14 September 2017

August provided a reminder that even in seemingly quiet times, the value of individual shares can be volatile.

August is traditionally a month when the turnover on stock exchanges slows down because many people are on holiday. In the jargon, trading can be “thin”.  That doesn’t mean, however, that nothing much happens. While the FTSE 100 (top line in blue) merely wobbled, there were some major movements going on for individual companies, both within and outside the index.

One example is that of Provident Financial Group which released its second profit warning in August and unexpectedly to most, scrapped its dividend payment. This month the company will be ejected from the FTSE 100 because its value has fallen so much.

In another demonstration of how fortunes can quickly change, Dixons Carphone, was a member of the FTSE 100 until demotion in March of this year. This High Street electronics retailer, revised down its profit forecast, bemoaning the reluctance of smartphone owners to update their handsets as regularly as they once did. The announcement was again off the radar, with the inevitable result on the share price.

Broaden the spread

The performance of these two well-known companies serves as a useful reminder of the potential dangers in holding a handful of shares, perhaps acquired via an inheritance or employer share schemes. Whereas a broad holding of shares (the FTSE 100 being a useful example here) spreads your risk, concentrated holdings can have the opposite effect. You may be happy to accept the potential rollercoaster ride, but if you are not or are just unsure about the risks in your current holdings, talk to us about bringing diversification into your investment portfolio.

What next?

If you would like to discuss your own financial circumstances, speak to your Chase de Vere adviser, call us on 0345 300 6256 or complete this form for a call back.

The value of your investment can go down as well as up and you may not get back the full amount you invested. Past performance is not a reliable indicator of future performance.

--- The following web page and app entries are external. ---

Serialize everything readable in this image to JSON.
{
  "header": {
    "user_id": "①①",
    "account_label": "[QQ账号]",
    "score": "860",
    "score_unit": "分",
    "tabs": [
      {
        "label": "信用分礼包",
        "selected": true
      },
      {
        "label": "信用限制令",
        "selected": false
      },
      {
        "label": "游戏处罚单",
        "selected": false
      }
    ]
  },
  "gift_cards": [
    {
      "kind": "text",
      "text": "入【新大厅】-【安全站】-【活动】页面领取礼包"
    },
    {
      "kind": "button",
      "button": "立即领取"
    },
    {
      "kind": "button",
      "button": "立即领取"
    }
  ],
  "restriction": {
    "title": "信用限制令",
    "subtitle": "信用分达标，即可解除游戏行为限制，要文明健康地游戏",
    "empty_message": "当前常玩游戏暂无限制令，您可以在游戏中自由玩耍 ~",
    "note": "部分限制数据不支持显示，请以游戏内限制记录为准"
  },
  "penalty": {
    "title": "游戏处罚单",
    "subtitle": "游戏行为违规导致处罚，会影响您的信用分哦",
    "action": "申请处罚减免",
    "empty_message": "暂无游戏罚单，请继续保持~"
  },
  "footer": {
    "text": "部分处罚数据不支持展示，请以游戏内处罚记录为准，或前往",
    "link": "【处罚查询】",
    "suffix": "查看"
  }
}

Investing in shares should be regarded as a long-term investment and should fit in with your overall attitude to risk and financial circumstances.